At the warehouse, Aaron and Gabriel find something to eat in a wild boar and something to drink in some very expensive whiskey. There looks to be lots of things on the shelves but nothing much in terms of food or weapons. After getting drunk at a card game, the pair sleep it off, but Aaron makes a mistake and ends up taken hostage by the owner of the warehouse, Mays (Robert Patrick). Gabriel is then tested and the pair have the conversation about right and wrong, good and bad, which ends with Mays firing his weapon at a wall. He then asks Gabriel if he thinks his friend made it as Aaron is locked up behind the wall.
Mays then forces the pair to play Russian Roulette and this feels incredibly trite as they go back and forth pulling the trigger. Of course, there is no real danger here because neither of these characters are going out like this, but it does provide some tension mainly thanks to the desperate look on the characters faces. As the final round is loaded, Gabriel manages to talk Mays around into believing that this pair are good and they can save him so Mays gets Aaron to stop. But what was stopping Aaron from shooting Mays other than his good nature? Both these men are fathers with children at home – something Mays uses against them when if anything, this should only spur them on to fight against him. The game felt out of place.
After releasing his prisoners, Mays has shed his hateful persona and is ready to humbly accept Gabriel’s offer of help. But, to the horror of Aaron, Gabriel uses Aaron’s mace arm (that Mays had removed earlier) to kill Mays, citing that he would have never been able to change. Aaron doesn’t say anything too strongly against this act, but it will hopefully be a development point for both characters once they get back to Alexandria. Just before they leave, they question how Mays knew everything they were talking about and they find an upstairs hideout which houses Mays’ twin brother (Robert Patrick in a long beard) and dead family.

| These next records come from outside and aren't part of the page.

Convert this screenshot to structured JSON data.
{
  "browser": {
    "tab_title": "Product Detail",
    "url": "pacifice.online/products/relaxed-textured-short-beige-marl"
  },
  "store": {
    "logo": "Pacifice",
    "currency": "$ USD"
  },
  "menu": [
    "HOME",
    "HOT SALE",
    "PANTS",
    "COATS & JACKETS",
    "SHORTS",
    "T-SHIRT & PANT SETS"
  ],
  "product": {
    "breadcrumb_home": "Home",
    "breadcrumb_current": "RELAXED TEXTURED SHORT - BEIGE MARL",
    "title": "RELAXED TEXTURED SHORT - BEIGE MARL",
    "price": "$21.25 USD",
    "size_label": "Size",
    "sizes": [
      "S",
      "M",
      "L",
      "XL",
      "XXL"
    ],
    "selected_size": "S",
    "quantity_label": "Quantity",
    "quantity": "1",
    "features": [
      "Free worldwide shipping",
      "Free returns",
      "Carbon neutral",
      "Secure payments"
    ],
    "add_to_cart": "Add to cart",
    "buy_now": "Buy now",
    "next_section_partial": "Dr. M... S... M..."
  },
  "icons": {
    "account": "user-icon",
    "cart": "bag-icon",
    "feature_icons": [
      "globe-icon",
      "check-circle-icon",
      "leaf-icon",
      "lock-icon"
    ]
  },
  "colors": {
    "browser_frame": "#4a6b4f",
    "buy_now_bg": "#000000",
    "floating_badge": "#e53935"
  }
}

Gabriel now tries to play good priest, but the twin takes his own life, presumably to be with his dead family and not for fear that Gabriel and Aaron may be crueller than his brother.